WORK REQUEST:
Count each line below that has "share" anywhere in it. Answer with the total alone.

DATA section start

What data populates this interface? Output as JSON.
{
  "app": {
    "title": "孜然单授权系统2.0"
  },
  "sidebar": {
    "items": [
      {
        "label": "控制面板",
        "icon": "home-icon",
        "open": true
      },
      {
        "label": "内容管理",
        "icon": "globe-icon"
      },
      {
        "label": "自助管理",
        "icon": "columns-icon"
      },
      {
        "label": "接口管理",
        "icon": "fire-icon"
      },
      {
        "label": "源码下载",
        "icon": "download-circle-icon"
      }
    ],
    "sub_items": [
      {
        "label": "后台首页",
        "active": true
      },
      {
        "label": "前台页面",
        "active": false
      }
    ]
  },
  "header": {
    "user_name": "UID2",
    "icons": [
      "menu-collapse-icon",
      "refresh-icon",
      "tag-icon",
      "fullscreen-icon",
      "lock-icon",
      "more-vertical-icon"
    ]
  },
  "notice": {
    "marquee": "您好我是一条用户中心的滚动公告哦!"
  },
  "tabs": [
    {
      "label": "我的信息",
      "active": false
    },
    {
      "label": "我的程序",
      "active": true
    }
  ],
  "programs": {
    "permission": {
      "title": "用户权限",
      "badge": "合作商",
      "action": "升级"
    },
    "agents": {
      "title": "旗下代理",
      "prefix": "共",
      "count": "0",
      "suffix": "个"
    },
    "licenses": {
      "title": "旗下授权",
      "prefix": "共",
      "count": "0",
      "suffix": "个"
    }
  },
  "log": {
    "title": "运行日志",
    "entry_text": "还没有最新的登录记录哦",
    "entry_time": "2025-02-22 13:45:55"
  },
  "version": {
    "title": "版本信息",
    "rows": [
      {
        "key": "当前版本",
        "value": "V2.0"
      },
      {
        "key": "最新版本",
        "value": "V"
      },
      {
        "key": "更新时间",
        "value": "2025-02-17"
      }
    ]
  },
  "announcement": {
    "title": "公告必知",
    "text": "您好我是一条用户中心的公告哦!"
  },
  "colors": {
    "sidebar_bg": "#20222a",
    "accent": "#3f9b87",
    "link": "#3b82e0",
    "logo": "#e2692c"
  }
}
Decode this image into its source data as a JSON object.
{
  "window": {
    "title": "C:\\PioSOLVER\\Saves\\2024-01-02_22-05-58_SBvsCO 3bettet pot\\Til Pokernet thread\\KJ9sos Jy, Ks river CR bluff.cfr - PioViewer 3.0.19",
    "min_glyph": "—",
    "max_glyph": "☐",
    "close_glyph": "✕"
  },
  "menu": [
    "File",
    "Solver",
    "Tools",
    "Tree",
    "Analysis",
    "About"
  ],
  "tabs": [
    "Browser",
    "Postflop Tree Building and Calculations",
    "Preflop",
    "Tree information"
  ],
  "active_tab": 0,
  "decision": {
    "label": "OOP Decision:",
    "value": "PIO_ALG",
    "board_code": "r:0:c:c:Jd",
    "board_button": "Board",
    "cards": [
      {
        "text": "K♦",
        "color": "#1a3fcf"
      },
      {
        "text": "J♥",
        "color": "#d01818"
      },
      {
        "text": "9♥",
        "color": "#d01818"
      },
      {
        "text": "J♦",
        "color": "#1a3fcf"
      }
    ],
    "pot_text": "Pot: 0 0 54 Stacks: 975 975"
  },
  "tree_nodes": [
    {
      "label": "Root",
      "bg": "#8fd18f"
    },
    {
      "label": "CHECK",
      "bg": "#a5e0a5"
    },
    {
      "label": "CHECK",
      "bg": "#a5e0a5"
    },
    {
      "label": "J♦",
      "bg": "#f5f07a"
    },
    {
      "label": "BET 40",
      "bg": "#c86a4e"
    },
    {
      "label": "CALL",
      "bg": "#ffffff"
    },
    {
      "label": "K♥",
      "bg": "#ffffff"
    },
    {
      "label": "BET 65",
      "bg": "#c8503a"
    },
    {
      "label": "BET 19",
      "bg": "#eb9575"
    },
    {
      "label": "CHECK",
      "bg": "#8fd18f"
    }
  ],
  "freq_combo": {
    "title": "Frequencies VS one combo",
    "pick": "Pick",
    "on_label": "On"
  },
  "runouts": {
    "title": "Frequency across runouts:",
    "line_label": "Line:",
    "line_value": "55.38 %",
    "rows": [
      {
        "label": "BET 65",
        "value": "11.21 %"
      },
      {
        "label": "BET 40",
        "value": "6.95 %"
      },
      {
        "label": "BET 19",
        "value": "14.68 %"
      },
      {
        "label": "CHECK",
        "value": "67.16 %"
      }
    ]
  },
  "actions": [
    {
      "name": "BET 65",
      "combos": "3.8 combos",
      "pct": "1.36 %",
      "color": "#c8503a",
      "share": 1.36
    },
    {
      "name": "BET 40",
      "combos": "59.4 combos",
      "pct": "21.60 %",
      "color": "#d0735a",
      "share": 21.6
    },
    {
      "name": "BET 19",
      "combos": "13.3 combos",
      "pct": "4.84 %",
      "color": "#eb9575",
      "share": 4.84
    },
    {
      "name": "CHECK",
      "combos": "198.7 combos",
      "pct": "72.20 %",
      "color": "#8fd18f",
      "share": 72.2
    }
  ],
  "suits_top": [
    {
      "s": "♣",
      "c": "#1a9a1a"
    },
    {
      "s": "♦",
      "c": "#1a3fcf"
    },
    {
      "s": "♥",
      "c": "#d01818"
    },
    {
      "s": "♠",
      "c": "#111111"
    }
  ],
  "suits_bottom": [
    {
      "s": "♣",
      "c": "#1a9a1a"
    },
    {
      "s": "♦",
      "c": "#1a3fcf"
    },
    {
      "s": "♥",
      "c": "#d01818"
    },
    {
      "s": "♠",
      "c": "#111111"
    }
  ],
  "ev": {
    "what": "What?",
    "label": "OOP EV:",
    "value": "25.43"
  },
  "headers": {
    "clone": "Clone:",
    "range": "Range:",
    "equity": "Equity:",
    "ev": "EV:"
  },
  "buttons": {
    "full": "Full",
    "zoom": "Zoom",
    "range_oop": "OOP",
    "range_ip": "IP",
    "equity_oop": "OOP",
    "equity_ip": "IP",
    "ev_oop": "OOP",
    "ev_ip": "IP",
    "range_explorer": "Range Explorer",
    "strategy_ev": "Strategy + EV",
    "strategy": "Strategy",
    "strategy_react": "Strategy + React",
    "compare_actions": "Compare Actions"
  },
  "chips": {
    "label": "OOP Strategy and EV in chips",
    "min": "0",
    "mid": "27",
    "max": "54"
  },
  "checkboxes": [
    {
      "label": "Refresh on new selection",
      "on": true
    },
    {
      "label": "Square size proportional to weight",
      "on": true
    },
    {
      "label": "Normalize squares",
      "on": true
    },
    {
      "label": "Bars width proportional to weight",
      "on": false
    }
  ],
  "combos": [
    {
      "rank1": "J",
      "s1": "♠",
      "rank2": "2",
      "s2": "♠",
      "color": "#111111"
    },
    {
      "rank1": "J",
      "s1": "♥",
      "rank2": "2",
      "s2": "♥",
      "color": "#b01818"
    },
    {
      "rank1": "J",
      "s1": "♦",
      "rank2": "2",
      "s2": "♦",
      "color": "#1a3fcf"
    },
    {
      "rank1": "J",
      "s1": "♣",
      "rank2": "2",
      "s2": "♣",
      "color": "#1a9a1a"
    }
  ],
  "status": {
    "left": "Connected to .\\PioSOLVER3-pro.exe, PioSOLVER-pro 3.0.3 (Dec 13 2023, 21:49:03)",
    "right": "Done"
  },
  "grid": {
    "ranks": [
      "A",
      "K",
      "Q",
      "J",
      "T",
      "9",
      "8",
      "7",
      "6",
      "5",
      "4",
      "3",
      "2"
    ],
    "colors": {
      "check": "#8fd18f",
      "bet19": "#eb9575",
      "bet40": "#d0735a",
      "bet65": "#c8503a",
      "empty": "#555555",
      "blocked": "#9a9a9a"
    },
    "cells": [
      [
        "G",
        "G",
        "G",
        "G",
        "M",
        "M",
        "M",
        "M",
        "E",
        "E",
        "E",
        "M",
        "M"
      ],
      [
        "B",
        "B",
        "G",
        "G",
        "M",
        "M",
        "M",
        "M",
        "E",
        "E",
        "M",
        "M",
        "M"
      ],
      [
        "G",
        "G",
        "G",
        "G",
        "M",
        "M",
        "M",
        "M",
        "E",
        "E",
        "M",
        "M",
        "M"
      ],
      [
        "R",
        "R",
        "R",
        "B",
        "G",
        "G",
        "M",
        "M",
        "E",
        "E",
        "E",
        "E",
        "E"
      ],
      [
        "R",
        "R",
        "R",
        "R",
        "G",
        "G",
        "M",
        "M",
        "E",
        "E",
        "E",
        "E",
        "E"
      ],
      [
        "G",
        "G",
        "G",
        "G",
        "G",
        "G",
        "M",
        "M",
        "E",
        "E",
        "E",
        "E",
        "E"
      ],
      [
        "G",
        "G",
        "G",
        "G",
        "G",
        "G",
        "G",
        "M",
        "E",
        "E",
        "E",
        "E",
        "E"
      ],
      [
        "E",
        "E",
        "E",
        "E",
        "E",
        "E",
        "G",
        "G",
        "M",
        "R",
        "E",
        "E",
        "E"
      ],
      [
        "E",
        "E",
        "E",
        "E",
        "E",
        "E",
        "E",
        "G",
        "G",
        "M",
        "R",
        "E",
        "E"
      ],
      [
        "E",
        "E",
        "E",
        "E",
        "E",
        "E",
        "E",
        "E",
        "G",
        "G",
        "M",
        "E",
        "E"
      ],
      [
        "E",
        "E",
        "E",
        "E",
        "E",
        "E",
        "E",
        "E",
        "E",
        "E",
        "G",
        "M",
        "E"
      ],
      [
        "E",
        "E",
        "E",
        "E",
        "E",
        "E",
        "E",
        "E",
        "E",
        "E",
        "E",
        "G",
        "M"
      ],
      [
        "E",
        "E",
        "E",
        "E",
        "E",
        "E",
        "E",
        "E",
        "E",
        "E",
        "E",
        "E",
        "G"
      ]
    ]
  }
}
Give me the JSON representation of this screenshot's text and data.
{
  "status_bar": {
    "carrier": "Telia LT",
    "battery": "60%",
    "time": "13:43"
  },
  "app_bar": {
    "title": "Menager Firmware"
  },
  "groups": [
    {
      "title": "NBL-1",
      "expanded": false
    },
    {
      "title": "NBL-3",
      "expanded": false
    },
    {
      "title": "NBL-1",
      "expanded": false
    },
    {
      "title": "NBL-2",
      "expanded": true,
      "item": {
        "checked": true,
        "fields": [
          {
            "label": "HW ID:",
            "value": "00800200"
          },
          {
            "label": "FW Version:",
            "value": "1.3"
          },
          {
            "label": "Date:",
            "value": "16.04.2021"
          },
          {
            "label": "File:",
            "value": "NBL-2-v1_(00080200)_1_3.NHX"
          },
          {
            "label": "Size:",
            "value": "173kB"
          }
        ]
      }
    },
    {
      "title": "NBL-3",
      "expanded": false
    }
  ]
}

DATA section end

ANSWER TO THIS EXERCISE:
4